Robot fails to complete Japanese nuke plant mission
A robot and a drone have failed to complete their respective missions to inspect and measure contamination levels in Japan's hard-hit Fukushima nuclear plant which was damaged by a devastating tsunami in March.
Three months later, Tokyo Electric Power Co. is still trying to cool down three molten reactor cores and end the radiation leaks.
The job is expected to take several more months, and is made even more complex by massive amounts of radioactive water that could soon leak into the sea.
The first robot - developed by Chiba Institute of Technology for nuclear and biological disaster relief activity - was sent deep into the Unit 2 reactor building to set-up a measuring gauge for testing contaminated water in the basement of the building.
The job, clearly too dangerous for a human being, was obviously too complex for the robot, who got stuck in a staircase landing. A TEPCO spokesperson said the cable that was supposed to drop the gauge also malfunctioned.
The second, a T-Hawk drone helicopter made by Honeywell, malfunctioned on a radiation sampling flight when its engine malfunctioned - forcing it to make an emergency landing on the roof of Unit 2. It’s currently unknown what caused the malfunction.
TEPCO and the Japanese government say they hope to achieve a "cold" shutdown of the reactors by January as core temperatures drop below 212 Fahrenheit.
Workers slowly cooling the temperature of the reactors by pumping fresh water into the plant.
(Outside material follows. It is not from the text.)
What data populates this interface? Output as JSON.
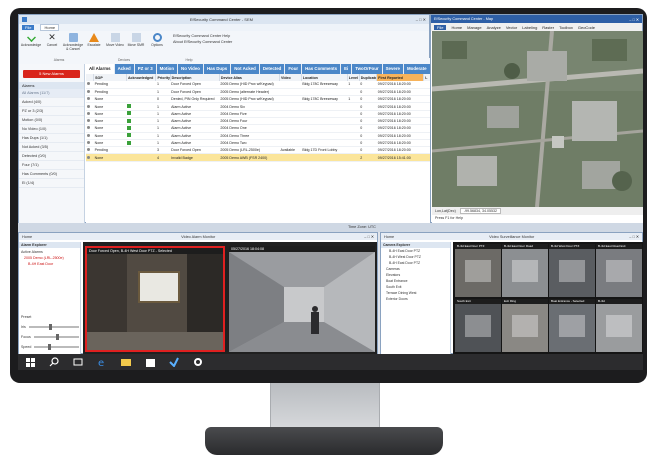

So far, over 110,000 tons of water now contaminated by radiation has been accumulated within the plant, which could overflow by early July unless the water treatment system is restored.
Director of the government’s nuclear crisis task force, Goshi Hosono, says getting the water treatment system is key to containing the problem and ultimately cooling the plant down.